David saved my butt again as I came into Gimlet Aid station.  He ran out for ½ mile and as I saw him I was close to a house along the trail with 2 large dogs.  When they heard me, they started running at me growling and barking.  Like I said, I’m not great with non-human animals (unless they are small and friendly).  David projected his voice and told them to “go away”.  They did – and I was happy.  We ran into the next aid station.    My shirt was entirely wet as the temperature had gotten a little warmer.  I was also a little salty.  I took this opportunity to put on a clean DRY shirt (which made me feel so much better).   My legs were feeling great.  Not a lot of fatigue and my mood was excellent.  

The only issue was that my left trapezoid muscle (in my back) was feeling tight and my chest muscles were feeling tender.  Why?  Apparently training without hand-held bottles was not a smart move for me.  Even though they only weigh a little – the repetitive motion of carrying them in your hands works those muscles that I hadn’t trained.  Oh well, not much I could do now.  David thought to ask the aid station workers if they had any muscle pain relief (A5-35) – surprisingly they did.  David rubbed some on the tight spot on my back.  I could feel the heat penetrate my muscle.  While it didn’t take away the pain, the muscle felt a little less tight.  Off to Rochford!
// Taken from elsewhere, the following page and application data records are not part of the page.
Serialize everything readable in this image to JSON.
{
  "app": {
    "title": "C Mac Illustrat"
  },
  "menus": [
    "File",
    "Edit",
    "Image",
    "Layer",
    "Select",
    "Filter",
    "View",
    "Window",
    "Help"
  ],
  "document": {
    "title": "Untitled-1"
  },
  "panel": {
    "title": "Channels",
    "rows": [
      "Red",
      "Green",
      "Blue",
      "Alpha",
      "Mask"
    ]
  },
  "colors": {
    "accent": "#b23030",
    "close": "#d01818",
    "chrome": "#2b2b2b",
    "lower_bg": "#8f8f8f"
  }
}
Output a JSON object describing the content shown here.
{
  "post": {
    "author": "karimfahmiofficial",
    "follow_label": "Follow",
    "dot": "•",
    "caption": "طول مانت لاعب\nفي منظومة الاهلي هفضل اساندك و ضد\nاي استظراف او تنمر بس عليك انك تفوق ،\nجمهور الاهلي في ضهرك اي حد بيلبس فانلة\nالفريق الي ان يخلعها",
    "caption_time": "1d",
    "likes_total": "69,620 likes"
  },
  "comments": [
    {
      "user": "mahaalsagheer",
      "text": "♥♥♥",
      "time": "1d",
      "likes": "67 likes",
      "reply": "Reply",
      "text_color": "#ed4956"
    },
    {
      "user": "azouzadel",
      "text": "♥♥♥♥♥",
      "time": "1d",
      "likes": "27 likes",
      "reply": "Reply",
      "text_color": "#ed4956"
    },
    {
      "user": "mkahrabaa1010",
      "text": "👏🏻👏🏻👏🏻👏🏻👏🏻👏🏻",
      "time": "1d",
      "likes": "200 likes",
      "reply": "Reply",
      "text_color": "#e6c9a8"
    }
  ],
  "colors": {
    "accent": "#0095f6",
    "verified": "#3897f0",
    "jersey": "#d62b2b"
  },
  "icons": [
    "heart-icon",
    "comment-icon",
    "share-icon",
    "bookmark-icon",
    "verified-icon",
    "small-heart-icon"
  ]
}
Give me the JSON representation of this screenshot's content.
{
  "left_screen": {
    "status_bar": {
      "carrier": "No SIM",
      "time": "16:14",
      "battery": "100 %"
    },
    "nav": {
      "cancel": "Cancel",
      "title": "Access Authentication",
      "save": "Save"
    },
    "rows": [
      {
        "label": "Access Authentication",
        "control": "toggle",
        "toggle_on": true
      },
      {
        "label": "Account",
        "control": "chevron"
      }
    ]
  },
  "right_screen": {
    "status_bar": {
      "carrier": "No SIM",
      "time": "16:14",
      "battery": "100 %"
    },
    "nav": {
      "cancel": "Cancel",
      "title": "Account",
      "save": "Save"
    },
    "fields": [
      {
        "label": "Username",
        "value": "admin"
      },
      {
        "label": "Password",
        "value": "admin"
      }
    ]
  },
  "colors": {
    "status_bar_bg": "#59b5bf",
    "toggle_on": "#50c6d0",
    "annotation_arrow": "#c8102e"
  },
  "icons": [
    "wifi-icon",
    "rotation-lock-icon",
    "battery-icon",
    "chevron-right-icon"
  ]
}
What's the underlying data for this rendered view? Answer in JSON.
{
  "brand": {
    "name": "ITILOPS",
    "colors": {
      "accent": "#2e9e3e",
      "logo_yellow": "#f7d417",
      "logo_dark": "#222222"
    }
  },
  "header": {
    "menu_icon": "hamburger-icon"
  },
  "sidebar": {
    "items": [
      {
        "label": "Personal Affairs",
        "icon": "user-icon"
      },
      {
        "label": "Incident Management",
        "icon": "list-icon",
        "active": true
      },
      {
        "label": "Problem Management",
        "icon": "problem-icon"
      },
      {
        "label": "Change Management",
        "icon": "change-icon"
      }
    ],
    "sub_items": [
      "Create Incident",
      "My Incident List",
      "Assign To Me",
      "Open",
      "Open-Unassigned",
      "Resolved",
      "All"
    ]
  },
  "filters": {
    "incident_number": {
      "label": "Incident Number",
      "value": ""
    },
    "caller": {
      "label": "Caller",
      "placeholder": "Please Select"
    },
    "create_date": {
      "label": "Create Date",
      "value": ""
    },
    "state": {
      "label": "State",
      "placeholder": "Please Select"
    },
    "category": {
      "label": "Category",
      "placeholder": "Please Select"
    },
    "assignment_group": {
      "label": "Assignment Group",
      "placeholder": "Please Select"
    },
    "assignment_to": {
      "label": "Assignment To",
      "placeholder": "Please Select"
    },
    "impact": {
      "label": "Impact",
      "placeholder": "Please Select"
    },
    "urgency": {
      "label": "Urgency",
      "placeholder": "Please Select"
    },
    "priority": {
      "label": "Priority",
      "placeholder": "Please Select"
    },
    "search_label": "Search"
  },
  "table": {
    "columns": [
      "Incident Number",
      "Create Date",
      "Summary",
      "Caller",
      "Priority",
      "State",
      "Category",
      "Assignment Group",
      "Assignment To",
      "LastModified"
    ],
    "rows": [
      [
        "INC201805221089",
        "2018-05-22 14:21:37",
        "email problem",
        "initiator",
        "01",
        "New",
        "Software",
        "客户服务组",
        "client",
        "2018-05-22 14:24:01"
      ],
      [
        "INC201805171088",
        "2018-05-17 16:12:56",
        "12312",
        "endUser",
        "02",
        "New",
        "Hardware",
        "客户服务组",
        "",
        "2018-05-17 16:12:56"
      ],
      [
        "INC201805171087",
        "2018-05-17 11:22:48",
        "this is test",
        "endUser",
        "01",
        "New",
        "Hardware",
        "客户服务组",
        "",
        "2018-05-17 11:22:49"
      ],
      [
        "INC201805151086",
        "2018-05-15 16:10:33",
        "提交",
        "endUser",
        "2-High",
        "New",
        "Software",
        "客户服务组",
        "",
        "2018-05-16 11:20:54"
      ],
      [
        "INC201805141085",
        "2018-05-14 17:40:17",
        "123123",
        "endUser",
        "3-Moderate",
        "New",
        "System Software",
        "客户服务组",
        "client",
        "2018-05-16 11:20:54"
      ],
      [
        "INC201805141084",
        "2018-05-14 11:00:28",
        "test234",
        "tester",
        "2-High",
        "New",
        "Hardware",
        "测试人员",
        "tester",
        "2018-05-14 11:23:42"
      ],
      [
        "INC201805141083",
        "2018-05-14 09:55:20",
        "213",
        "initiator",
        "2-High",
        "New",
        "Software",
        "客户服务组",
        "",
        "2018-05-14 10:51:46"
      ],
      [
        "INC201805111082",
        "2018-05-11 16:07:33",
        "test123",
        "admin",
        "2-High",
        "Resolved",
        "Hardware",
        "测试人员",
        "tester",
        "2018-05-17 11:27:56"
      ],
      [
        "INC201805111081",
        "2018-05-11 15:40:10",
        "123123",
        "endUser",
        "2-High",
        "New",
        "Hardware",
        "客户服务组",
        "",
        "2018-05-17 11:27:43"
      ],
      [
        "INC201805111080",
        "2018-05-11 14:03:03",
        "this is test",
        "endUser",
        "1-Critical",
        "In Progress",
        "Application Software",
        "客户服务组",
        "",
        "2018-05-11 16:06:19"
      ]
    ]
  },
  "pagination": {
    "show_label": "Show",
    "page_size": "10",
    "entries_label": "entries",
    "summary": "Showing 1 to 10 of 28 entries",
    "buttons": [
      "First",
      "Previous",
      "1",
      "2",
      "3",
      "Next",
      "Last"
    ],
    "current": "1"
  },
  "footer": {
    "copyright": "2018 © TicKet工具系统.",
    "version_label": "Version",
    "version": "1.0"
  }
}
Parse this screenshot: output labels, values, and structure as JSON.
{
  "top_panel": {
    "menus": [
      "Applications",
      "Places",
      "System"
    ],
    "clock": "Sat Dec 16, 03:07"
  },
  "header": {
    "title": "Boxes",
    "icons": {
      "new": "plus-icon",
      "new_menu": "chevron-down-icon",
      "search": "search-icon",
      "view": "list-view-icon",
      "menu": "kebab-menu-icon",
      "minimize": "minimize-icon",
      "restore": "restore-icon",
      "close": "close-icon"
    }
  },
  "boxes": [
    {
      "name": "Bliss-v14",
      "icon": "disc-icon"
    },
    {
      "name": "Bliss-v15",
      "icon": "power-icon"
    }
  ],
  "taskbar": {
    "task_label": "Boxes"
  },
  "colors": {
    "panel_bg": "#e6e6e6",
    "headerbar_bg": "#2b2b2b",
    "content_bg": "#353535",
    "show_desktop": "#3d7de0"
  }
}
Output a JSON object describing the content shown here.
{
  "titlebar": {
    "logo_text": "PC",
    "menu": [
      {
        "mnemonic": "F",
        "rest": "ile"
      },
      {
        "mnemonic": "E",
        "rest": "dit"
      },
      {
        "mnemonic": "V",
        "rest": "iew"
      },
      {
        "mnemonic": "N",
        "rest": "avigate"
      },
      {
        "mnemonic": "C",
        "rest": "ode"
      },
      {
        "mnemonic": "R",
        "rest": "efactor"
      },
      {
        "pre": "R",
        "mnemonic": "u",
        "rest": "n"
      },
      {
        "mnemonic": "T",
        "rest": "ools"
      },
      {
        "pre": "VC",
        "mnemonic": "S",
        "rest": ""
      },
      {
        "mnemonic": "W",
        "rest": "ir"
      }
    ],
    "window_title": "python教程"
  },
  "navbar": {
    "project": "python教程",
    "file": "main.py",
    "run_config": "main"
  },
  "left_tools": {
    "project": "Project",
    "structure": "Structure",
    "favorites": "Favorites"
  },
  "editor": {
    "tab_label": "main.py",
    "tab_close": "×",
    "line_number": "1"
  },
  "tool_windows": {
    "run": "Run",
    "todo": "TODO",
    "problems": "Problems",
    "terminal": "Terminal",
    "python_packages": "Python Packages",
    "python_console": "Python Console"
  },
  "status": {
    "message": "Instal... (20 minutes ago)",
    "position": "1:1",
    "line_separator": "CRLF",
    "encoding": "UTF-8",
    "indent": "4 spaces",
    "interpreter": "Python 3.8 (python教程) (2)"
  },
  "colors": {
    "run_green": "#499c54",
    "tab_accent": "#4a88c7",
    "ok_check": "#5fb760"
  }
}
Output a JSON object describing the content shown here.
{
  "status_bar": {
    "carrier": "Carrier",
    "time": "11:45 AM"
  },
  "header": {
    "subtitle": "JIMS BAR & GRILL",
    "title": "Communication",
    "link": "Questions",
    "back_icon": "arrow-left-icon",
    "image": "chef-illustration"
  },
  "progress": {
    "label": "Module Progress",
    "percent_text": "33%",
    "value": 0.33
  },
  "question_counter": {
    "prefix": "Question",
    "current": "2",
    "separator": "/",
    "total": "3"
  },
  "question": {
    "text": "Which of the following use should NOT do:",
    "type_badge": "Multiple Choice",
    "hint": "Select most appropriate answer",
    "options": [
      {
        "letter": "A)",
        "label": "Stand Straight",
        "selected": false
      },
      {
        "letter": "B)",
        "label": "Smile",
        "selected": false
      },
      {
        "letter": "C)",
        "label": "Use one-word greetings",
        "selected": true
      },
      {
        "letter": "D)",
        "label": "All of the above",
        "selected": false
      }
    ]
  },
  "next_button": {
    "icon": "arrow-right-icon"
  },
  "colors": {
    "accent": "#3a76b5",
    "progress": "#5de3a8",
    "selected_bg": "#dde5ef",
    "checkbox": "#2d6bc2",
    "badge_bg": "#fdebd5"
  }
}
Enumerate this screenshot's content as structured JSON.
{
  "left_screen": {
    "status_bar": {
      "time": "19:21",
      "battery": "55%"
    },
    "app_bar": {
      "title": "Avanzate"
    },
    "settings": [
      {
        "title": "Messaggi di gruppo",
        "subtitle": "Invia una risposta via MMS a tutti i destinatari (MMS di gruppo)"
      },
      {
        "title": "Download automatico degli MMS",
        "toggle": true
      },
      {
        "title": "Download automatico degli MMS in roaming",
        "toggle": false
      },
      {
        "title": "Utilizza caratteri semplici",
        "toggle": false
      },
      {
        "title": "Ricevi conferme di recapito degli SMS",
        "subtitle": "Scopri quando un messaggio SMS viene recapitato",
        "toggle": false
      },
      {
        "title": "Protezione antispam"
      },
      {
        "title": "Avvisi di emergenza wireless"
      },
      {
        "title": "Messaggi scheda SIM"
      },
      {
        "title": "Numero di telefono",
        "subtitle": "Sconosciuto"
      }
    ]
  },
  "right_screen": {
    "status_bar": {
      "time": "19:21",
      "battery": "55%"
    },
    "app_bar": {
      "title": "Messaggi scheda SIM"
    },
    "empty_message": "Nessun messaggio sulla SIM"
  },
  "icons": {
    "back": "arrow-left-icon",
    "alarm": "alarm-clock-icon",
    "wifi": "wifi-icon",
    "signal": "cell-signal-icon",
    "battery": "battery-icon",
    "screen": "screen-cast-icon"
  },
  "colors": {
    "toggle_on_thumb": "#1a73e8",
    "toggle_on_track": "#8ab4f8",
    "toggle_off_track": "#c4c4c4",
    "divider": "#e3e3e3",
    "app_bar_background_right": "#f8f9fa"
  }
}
Running to Rochford, the weather took a turn and it started to rain a bit.  The scenery was still incredible.  However  I didn’t have a raincoat with me –  I knew there was one in the car.  I would get one from David in Rochford.  Mile 37.4 aid station… but where was David?  I really needed that rain jacket!!  I wasn’t sure where he was, but I knew I couldn’t wait around.  I grabbed some food and mashed it into my mouth.  Not sure why, but I took a PB and J, put some chips in the middle of it and it tasted good.  The volunteers filled my water bottles and I was ready to go.  But I really was cold at that point.  I wondered what to do.  Then I had an idea, I asked if they had a garbage bag (which they did) and I tore a hole for my head and two for my arms.  Voila!  My rain jacket!  I asked the aid station volunteers that if they saw a bald guy in an orange car – tell him I already left.  They said “Will do! “  and I was off to Nahant – 6 miles away.


The garbage bag worked well.  It trapped heat as I ran along and I was soon almost a little too warm.  No problem – it was easy to tear some vents.  Except for my shoulder – I was doing incredibly well.  This was the most pain free ultramarathon I had ever run!  The 6 miles from Rochford to Nahant was still pretty but uphill, I passed through the 4th (and last) railway tunnel.  The trail opened up to a valley before Nahant.  Thankfully David was at Nahant when I got there.  Apparently he had gotten lost and I beat him to Rochford.  I was grateful to get my rain poncho out of the car and for some more A5-35 for my shoulder.  It would be another 6 miles until DMTM (Deadwood Mickleson Trail Marathon Aid station) and another uphill climb.

Stay tuned for part 3.

It's a good day to be alive,

Mike